The Labour Party has banned Carillion from exhibiting at its national conference over its involvement in blacklisting.
The party’s governing body, the National Executive, voted to exclude the firm from the exhibition hall at the event, which starts on Sunday. The space has now been given to trade union the GMB.
A Carillion subsidiary, Crown House Engineering, used the Consulting Association’s blacklist until early 2004. The blacklisting scandal came to light following a raid by the Information Commissioner’s Office in 2009.
A spokesman for Carillion said: “Carillion has been open with MPs and the public in talking about its historic involvement with the Consulting Association, which we proactively stopped in 2004. We are therefore surprised and disappointed by this decision and we struggle to understand how blocking discussion on difficult issues helps resolve them. It is a backward step and a missed opportunity for members to meet a major UK employer working in vital public services.
“Our chief executive, Richard Howson, has expressed regret for the past involvement of a former subsidiary, but it is important to understand that Carillion has never been involved with activity that was illegal.”
The motion was put to the National Executive by two of its members, Liverpool Walton MP Steve Rotheram and Jim Kennedy national political officer of trade union UCATT.
UCATT will donate £11,000 to the party to cover loss of revenue from the stand.
Another trade union, the GMB, will use the space to lobby Labour councillors to exclude Carillion and other firms accused of blacklisting from public contracts until they admit past behaviour, put measures in place to prevent it recurring and compensate those blacklisted.
Paul Kenny, GMB general secretary, said: “The Labour Party must be applauded for kicking Carillion out of the exhibition hall at its conference.”
He added: “For any worker to be represented by a trade union in their workplace is a civil right that must be protected to the highest level, with new legislation backed by imprisonment and unlimited fines for anyone who interferes with it. For the Labour Party, these should be bread and butter manifesto commitments right now.”

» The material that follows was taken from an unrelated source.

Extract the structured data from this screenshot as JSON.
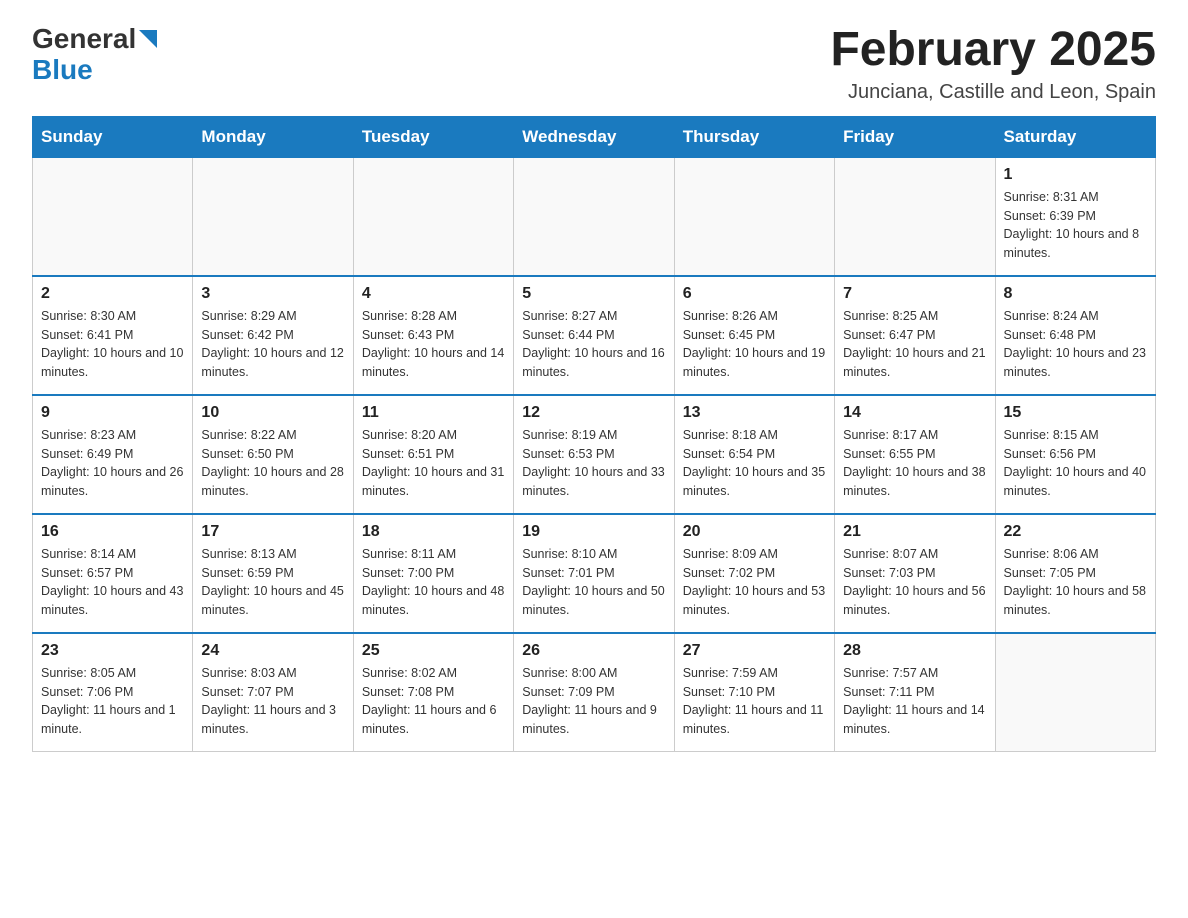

Steve Murphy, general secretary of UCATT, said: “I am delighted that the NEC has agreed to bar Carillion from exhibiting at Labour Party Conference.”
“Blacklisting is a nasty, vicious and secretive practice. Until those responsible both apologise and pay compensation to their victims they should be barred from the democratic process.”